- [TASK DIRECTIONS] Retype the listing that follows, word for word.
***** INPUT DATA *****
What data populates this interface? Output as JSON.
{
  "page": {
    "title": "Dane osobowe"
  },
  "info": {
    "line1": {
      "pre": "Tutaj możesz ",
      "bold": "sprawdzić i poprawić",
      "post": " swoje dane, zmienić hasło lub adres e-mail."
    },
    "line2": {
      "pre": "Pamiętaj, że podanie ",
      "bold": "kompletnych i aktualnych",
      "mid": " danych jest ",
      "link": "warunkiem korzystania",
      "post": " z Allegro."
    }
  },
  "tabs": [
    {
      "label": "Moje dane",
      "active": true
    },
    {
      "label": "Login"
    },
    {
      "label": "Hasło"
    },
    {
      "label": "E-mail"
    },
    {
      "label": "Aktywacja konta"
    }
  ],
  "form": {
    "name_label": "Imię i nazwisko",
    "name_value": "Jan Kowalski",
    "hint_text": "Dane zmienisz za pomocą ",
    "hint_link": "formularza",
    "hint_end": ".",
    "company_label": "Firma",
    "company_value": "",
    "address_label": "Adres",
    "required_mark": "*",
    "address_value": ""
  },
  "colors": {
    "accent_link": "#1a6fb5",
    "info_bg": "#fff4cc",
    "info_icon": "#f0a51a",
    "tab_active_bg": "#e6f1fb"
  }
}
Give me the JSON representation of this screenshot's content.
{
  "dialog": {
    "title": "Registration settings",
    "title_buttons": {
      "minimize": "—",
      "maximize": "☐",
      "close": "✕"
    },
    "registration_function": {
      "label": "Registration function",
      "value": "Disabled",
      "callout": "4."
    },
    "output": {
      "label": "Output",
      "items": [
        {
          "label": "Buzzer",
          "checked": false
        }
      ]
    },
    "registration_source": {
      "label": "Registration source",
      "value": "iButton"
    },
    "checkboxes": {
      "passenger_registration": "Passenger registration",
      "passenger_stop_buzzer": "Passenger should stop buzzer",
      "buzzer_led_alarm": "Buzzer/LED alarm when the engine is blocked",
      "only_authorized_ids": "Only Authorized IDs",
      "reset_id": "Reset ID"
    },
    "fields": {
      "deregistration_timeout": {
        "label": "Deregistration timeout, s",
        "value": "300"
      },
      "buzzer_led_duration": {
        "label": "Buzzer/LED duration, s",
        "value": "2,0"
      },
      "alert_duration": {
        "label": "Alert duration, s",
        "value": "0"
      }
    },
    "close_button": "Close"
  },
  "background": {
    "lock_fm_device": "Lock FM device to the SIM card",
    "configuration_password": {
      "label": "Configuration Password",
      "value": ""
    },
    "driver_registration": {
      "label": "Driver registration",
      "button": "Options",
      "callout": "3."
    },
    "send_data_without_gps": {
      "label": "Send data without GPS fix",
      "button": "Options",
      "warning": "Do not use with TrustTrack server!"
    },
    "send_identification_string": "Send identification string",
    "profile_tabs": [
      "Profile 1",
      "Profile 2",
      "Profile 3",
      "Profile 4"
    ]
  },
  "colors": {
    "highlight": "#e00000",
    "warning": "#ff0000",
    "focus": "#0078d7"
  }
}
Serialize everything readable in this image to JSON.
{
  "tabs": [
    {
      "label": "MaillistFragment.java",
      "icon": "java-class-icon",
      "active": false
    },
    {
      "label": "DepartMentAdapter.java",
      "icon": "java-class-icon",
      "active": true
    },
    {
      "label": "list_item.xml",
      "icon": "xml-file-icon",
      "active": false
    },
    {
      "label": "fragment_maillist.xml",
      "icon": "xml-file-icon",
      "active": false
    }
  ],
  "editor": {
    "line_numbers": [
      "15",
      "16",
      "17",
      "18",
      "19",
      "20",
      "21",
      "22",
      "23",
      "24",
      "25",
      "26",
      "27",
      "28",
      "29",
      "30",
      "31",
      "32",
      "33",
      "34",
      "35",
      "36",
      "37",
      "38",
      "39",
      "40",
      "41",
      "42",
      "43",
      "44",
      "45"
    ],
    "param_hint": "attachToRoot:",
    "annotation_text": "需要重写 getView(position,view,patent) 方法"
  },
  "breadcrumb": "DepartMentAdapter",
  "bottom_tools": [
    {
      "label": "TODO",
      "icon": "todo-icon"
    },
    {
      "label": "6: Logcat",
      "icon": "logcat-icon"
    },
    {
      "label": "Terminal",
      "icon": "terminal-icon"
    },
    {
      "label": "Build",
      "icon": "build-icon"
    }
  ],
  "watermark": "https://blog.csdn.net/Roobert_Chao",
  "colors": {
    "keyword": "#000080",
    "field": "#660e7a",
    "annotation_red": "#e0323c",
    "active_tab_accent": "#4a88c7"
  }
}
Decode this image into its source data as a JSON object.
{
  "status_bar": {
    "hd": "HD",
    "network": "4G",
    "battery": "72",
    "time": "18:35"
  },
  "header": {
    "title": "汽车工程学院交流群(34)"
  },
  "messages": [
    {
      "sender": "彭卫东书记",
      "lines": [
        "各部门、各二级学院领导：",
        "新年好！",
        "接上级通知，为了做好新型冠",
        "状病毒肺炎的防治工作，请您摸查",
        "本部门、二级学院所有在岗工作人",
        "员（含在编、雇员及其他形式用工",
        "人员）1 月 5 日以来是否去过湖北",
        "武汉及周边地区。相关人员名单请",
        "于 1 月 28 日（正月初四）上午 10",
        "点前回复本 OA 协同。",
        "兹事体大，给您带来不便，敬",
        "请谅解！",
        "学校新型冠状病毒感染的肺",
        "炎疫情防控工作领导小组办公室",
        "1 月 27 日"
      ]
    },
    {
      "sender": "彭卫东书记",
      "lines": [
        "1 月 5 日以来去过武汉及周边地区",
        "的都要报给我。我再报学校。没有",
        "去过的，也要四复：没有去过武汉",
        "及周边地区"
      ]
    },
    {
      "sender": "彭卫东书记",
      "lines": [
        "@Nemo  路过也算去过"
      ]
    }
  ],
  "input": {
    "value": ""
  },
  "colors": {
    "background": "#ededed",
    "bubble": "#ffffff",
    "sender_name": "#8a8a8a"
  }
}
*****
- [REPLY TO THE EXERCISE]
What data populates this interface? Output as JSON.
{
  "page": {
    "title": "Dane osobowe"
  },
  "info": {
    "line1": {
      "pre": "Tutaj możesz ",
      "bold": "sprawdzić i poprawić",
      "post": " swoje dane, zmienić hasło lub adres e-mail."
    },
    "line2": {
      "pre": "Pamiętaj, że podanie ",
      "bold": "kompletnych i aktualnych",
      "mid": " danych jest ",
      "link": "warunkiem korzystania",
      "post": " z Allegro."
    }
  },
  "tabs": [
    {
      "label": "Moje dane",
      "active": true
    },
    {
      "label": "Login"
    },
    {
      "label": "Hasło"
    },
    {
      "label": "E-mail"
    },
    {
      "label": "Aktywacja konta"
    }
  ],
  "form": {
    "name_label": "Imię i nazwisko",
    "name_value": "Jan Kowalski",
    "hint_text": "Dane zmienisz za pomocą ",
    "hint_link": "formularza",
    "hint_end": ".",
    "company_label": "Firma",
    "company_value": "",
    "address_label": "Adres",
    "required_mark": "*",
    "address_value": ""
  },
  "colors": {
    "accent_link": "#1a6fb5",
    "info_bg": "#fff4cc",
    "info_icon": "#f0a51a",
    "tab_active_bg": "#e6f1fb"
  }
}
Give me the JSON representation of this screenshot's content.
{
  "dialog": {
    "title": "Registration settings",
    "title_buttons": {
      "minimize": "—",
      "maximize": "☐",
      "close": "✕"
    },
    "registration_function": {
      "label": "Registration function",
      "value": "Disabled",
      "callout": "4."
    },
    "output": {
      "label": "Output",
      "items": [
        {
          "label": "Buzzer",
          "checked": false
        }
      ]
    },
    "registration_source": {
      "label": "Registration source",
      "value": "iButton"
    },
    "checkboxes": {
      "passenger_registration": "Passenger registration",
      "passenger_stop_buzzer": "Passenger should stop buzzer",
      "buzzer_led_alarm": "Buzzer/LED alarm when the engine is blocked",
      "only_authorized_ids": "Only Authorized IDs",
      "reset_id": "Reset ID"
    },
    "fields": {
      "deregistration_timeout": {
        "label": "Deregistration timeout, s",
        "value": "300"
      },
      "buzzer_led_duration": {
        "label": "Buzzer/LED duration, s",
        "value": "2,0"
      },
      "alert_duration": {
        "label": "Alert duration, s",
        "value": "0"
      }
    },
    "close_button": "Close"
  },
  "background": {
    "lock_fm_device": "Lock FM device to the SIM card",
    "configuration_password": {
      "label": "Configuration Password",
      "value": ""
    },
    "driver_registration": {
      "label": "Driver registration",
      "button": "Options",
      "callout": "3."
    },
    "send_data_without_gps": {
      "label": "Send data without GPS fix",
      "button": "Options",
      "warning": "Do not use with TrustTrack server!"
    },
    "send_identification_string": "Send identification string",
    "profile_tabs": [
      "Profile 1",
      "Profile 2",
      "Profile 3",
      "Profile 4"
    ]
  },
  "colors": {
    "highlight": "#e00000",
    "warning": "#ff0000",
    "focus": "#0078d7"
  }
}
Serialize everything readable in this image to JSON.
{
  "tabs": [
    {
      "label": "MaillistFragment.java",
      "icon": "java-class-icon",
      "active": false
    },
    {
      "label": "DepartMentAdapter.java",
      "icon": "java-class-icon",
      "active": true
    },
    {
      "label": "list_item.xml",
      "icon": "xml-file-icon",
      "active": false
    },
    {
      "label": "fragment_maillist.xml",
      "icon": "xml-file-icon",
      "active": false
    }
  ],
  "editor": {
    "line_numbers": [
      "15",
      "16",
      "17",
      "18",
      "19",
      "20",
      "21",
      "22",
      "23",
      "24",
      "25",
      "26",
      "27",
      "28",
      "29",
      "30",
      "31",
      "32",
      "33",
      "34",
      "35",
      "36",
      "37",
      "38",
      "39",
      "40",
      "41",
      "42",
      "43",
      "44",
      "45"
    ],
    "param_hint": "attachToRoot:",
    "annotation_text": "需要重写 getView(position,view,patent) 方法"
  },
  "breadcrumb": "DepartMentAdapter",
  "bottom_tools": [
    {
      "label": "TODO",
      "icon": "todo-icon"
    },
    {
      "label": "6: Logcat",
      "icon": "logcat-icon"
    },
    {
      "label": "Terminal",
      "icon": "terminal-icon"
    },
    {
      "label": "Build",
      "icon": "build-icon"
    }
  ],
  "watermark": "https://blog.csdn.net/Roobert_Chao",
  "colors": {
    "keyword": "#000080",
    "field": "#660e7a",
    "annotation_red": "#e0323c",
    "active_tab_accent": "#4a88c7"
  }
}
Decode this image into its source data as a JSON object.
{
  "status_bar": {
    "hd": "HD",
    "network": "4G",
    "battery": "72",
    "time": "18:35"
  },
  "header": {
    "title": "汽车工程学院交流群(34)"
  },
  "messages": [
    {
      "sender": "彭卫东书记",
      "lines": [
        "各部门、各二级学院领导：",
        "新年好！",
        "接上级通知，为了做好新型冠",
        "状病毒肺炎的防治工作，请您摸查",
        "本部门、二级学院所有在岗工作人",
        "员（含在编、雇员及其他形式用工",
        "人员）1 月 5 日以来是否去过湖北",
        "武汉及周边地区。相关人员名单请",
        "于 1 月 28 日（正月初四）上午 10",
        "点前回复本 OA 协同。",
        "兹事体大，给您带来不便，敬",
        "请谅解！",
        "学校新型冠状病毒感染的肺",
        "炎疫情防控工作领导小组办公室",
        "1 月 27 日"
      ]
    },
    {
      "sender": "彭卫东书记",
      "lines": [
        "1 月 5 日以来去过武汉及周边地区",
        "的都要报给我。我再报学校。没有",
        "去过的，也要四复：没有去过武汉",
        "及周边地区"
      ]
    },
    {
      "sender": "彭卫东书记",
      "lines": [
        "@Nemo  路过也算去过"
      ]
    }
  ],
  "input": {
    "value": ""
  },
  "colors": {
    "background": "#ededed",
    "bubble": "#ffffff",
    "sender_name": "#8a8a8a"
  }
}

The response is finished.